The Brightwaters Board of Trustees may raise 2014 taxes by more than the state-mandated 2 percent tax cap, officials said.
The board unanimously approved legislation Monday night that would allow it to raise taxes if it determines it needs to, though trustees cautioned that no decision has been made and no percentage of increase had been determined.
Trustees said the move was precautionary, because state law requires municipalities to pass a separate law in case they need to exceed the tax cap.
"It's an arrow in our quiver," said Trustee Robert W. Fischer.
Mayor Joseph A. McNulty said the board is facing economic pressure, including steadily rising state pension costs, as it prepares to approve the village's budget by the June 1 deadline.
The village paid the state $115,083 for pensions in December. In 1997, the village paid about $10,000, officials said.
"I can't tell you tonight -- yes, we're going to raise the taxes; no we're not going to raise the taxes," said McNulty, who said he hasn't raised taxes for 13 years. "But I'll tell you it's a thin line.
"I personally would probably not raise the taxes, but then we can't pave the roads."
In other business, McNulty said a public meeting to address a recent state audit on the village's finances, which found the village has operated on a structural deficit for three years, would be scheduled for March 14 at 8 p.m. at Village Hall.
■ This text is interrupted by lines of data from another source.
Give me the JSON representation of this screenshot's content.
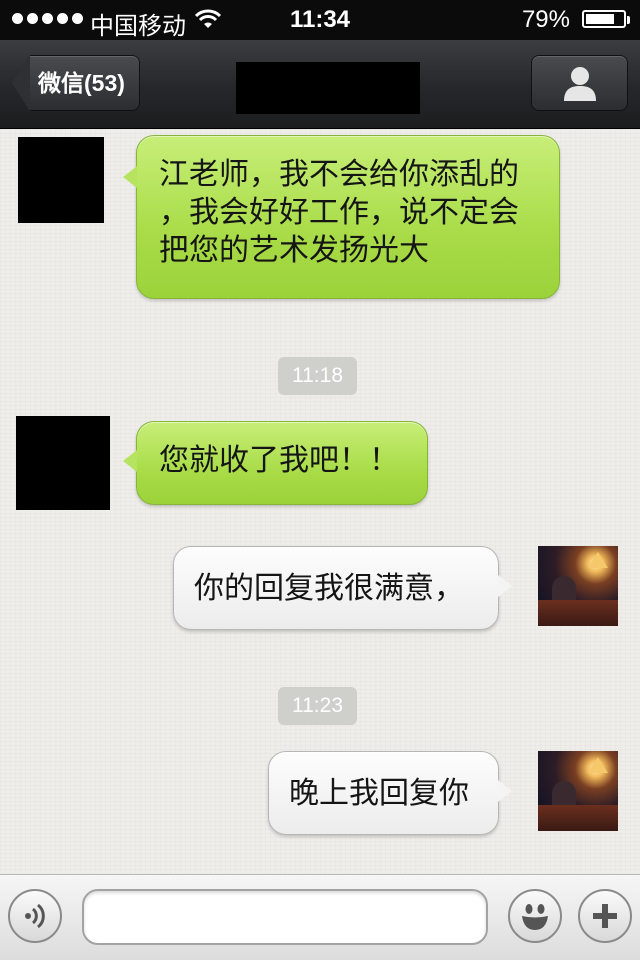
{
  "status_bar": {
    "carrier": "中国移动",
    "time": "11:34",
    "battery_percent": "79%",
    "battery_level": 0.79
  },
  "nav": {
    "back_label": "微信(53)",
    "profile_icon": "person-icon"
  },
  "messages": [
    {
      "side": "left",
      "text_lines": [
        "江老师，我不会给你添乱的",
        "，我会好好工作，说不定会",
        "把您的艺术发扬光大"
      ]
    },
    {
      "type": "timestamp",
      "text": "11:18"
    },
    {
      "side": "left",
      "text": "您就收了我吧！！"
    },
    {
      "side": "right",
      "text": "你的回复我很满意，"
    },
    {
      "type": "timestamp",
      "text": "11:23"
    },
    {
      "side": "right",
      "text": "晚上我回复你"
    }
  ],
  "input_bar": {
    "voice_icon": "voice-icon",
    "emoji_icon": "emoji-icon",
    "plus_icon": "plus-icon",
    "input_value": ""
  },
  "colors": {
    "sent_bubble": "#a9dc48",
    "received_bubble": "#f4f4f4",
    "nav_background": "#26272a"
  }
}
The mayor had told Newsday the meeting would take place the day before, but said Monday he had "made a mistake."